Flash v. i. [imp. & p. p. Flashed p. pr. & vb. n. Flashing.]
1. To burst or break forth with a sudden and transient flood of flame and light; as, the lighting flashes vividly; the powder flashed.
2. To break forth, as a sudden flood of light; to burst instantly and brightly on the sight; to show a momentary brilliancy; to come or pass like a flash.
Names which have flashed and thundered as the watch words of unnumbered struggles. --Talfourd.
The object is made to flash upon the eye of the mind. --M. Arnold.
A thought flashed through me, which I clothed in act. --Tennyson.
3. To burst forth like a sudden flame; to break out violently; to rush hastily.
He flashes into one gross crime or other. --Shak.
flash in the pan, a failure or a poor performance, especially after a normal or auspicious start; also, a person whose initial performance appears augur success but who fails to achieve anything notable. From 4th pan, n., sense 3 -- part of a flintlock. Occasionally, the powder in the pan of a flintlock would flash without conveying the fire to the charge, and the ball would fail to be discharged. Thus, a good or even spectacular beginning that eventually achieves little came to be called a flash in the pan.
To flash in the pan, to fail of success, especially after a normal or auspicious start. [Colloq.] See under Flash, a burst of light.
Syn: -- Flash, Glitter, Gleam, Glisten, Glister.
Usage: Flash differs from glitter and gleam, denoting a flood or wide extent of light. The latter words may express the issuing of light from a small object, or from a pencil of rays. Flash differs from other words, also, in denoting suddenness of appearance and disappearance. Flashing differs from exploding or disploding in not being accompanied with a loud report. To glisten, or glister, is to shine with a soft and fitful luster, as eyes suffused with tears, or flowers wet with dew.
1. Engineering The creation of an artificial flood by the sudden letting in of a body of water; -- called also flushing.
2. Arch.

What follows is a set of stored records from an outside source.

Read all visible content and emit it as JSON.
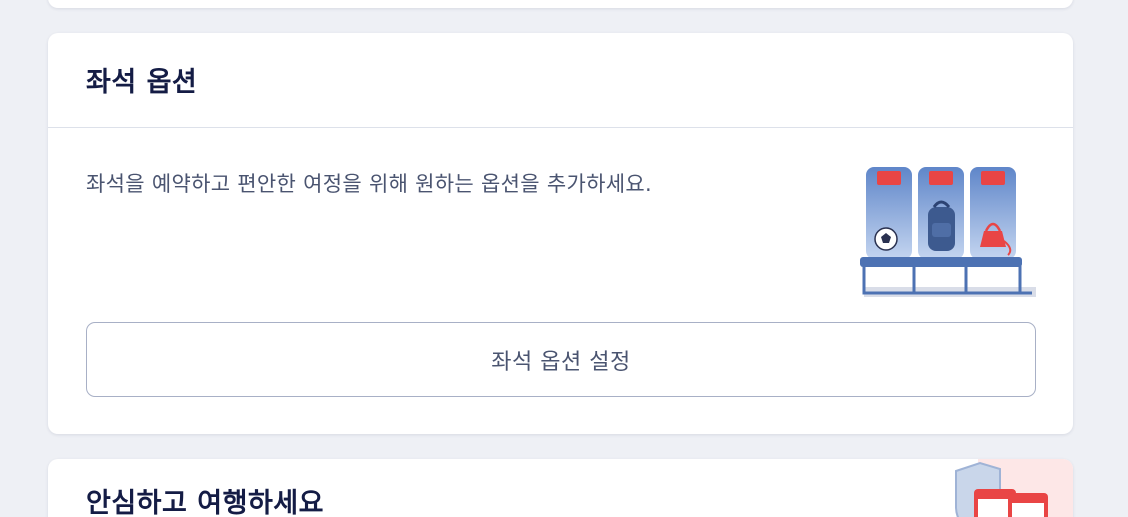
{
  "seat_options": {
    "title": "좌석 옵션",
    "description": "좌석을 예약하고 편안한 여정을 위해 원하는 옵션을 추가하세요.",
    "button_label": "좌석 옵션 설정"
  },
  "travel_safe": {
    "title": "안심하고 여행하세요"
  },
  "colors": {
    "page_background": "#eef0f5",
    "card_background": "#ffffff",
    "title_text": "#141c45",
    "body_text": "#4a5470",
    "seat_blue": "#6f93cf",
    "headrest_red": "#e94545"
  }
}
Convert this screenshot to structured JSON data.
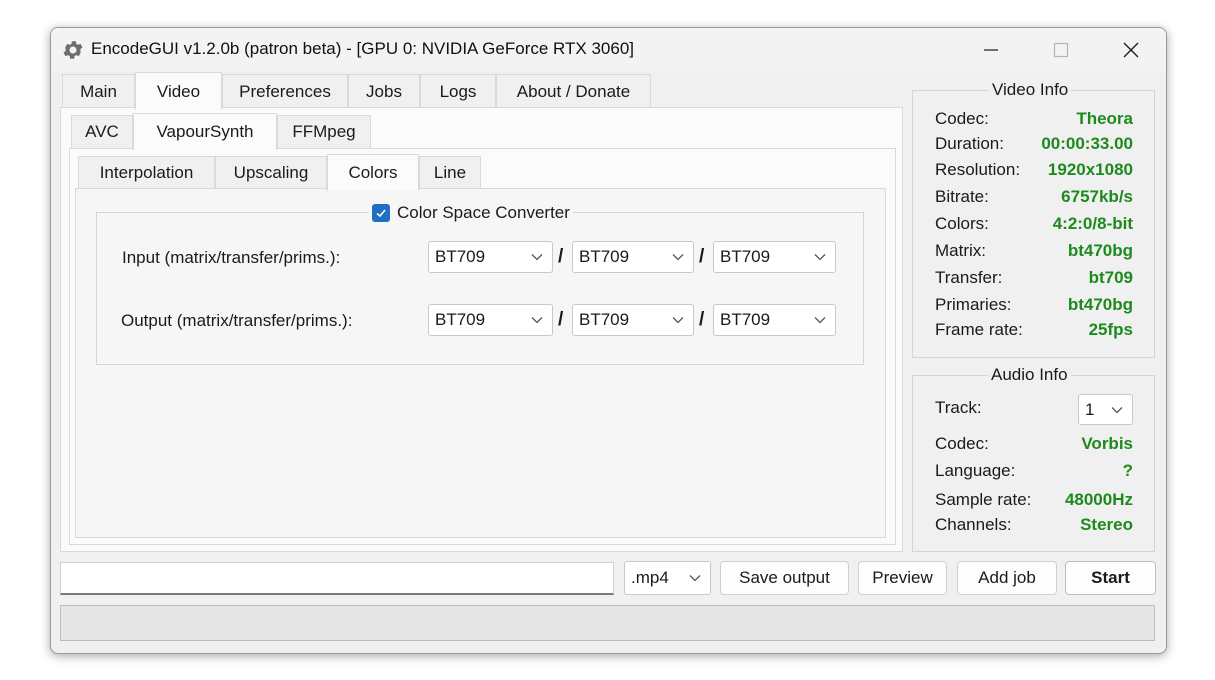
{
  "window": {
    "title": "EncodeGUI v1.2.0b (patron beta) - [GPU 0: NVIDIA GeForce RTX 3060]",
    "icon": "gear-icon"
  },
  "main_tabs": [
    "Main",
    "Video",
    "Preferences",
    "Jobs",
    "Logs",
    "About / Donate"
  ],
  "video_tabs": [
    "AVC",
    "VapourSynth",
    "FFMpeg"
  ],
  "vs_tabs": [
    "Interpolation",
    "Upscaling",
    "Colors",
    "Line"
  ],
  "color_converter": {
    "label": "Color Space Converter",
    "checked": true,
    "input_label": "Input (matrix/transfer/prims.):",
    "output_label": "Output (matrix/transfer/prims.):",
    "separator": "/",
    "input_values": [
      "BT709",
      "BT709",
      "BT709"
    ],
    "output_values": [
      "BT709",
      "BT709",
      "BT709"
    ]
  },
  "video_info": {
    "title": "Video Info",
    "rows": [
      {
        "label": "Codec:",
        "value": "Theora"
      },
      {
        "label": "Duration:",
        "value": "00:00:33.00"
      },
      {
        "label": "Resolution:",
        "value": "1920x1080"
      },
      {
        "label": "Bitrate:",
        "value": "6757kb/s"
      },
      {
        "label": "Colors:",
        "value": "4:2:0/8-bit"
      },
      {
        "label": "Matrix:",
        "value": "bt470bg"
      },
      {
        "label": "Transfer:",
        "value": "bt709"
      },
      {
        "label": "Primaries:",
        "value": "bt470bg"
      },
      {
        "label": "Frame rate:",
        "value": "25fps"
      }
    ]
  },
  "audio_info": {
    "title": "Audio Info",
    "track_label": "Track:",
    "track_value": "1",
    "rows": [
      {
        "label": "Codec:",
        "value": "Vorbis"
      },
      {
        "label": "Language:",
        "value": "?"
      },
      {
        "label": "Sample rate:",
        "value": "48000Hz"
      },
      {
        "label": "Channels:",
        "value": "Stereo"
      }
    ]
  },
  "bottom": {
    "output_path": "",
    "container": ".mp4",
    "save_output": "Save output",
    "preview": "Preview",
    "add_job": "Add job",
    "start": "Start",
    "progress": 0
  },
  "colors": {
    "value_green": "#1e8a1e",
    "checkbox_blue": "#1f6fc5"
  }
}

Pieces of metal, built into the joints of a wall, so as to lap over the edge of the gutters or to cover the edge of the roofing; also, similar pieces used to cover the valleys of roofs of slate, shingles, or the like. By extension, the metal covering of ridges and hips of roofs; also, in the United States, the protecting of angles and breaks in walls of frame houses with waterproof material, tarred paper, or the like. Cf. Filleting.
3. Glass Making (a) The reheating of an article at the furnace aperture during manufacture to restore its plastic condition; esp., the reheating of a globe of crown glass to allow it to assume a flat shape as it is rotated. (b) A mode of covering transparent white glass with a film of colored glass.
Flashing point Chem., that degree of temperature at which a volatile oil gives off vapor in sufficient quantity to burn, or flash, on the approach of a flame, used as a test of the comparative safety of oils, esp. kerosene; a flashing point of 100° F. is regarded as a fairly safe standard. The burning point of the oil is usually from ten to thirty degree above the flashing point of its vapor. Usually called flash point.
adj : emitting light in sudden short or intermittent bursts;
"flashing lightning and roaring thunder"
n 1: a short vivid experience; "a flash of emotion swept over
him"; "the flashings of pain were a warning" [syn: flash]
2: sheet metal shaped and attached to a roof for strength and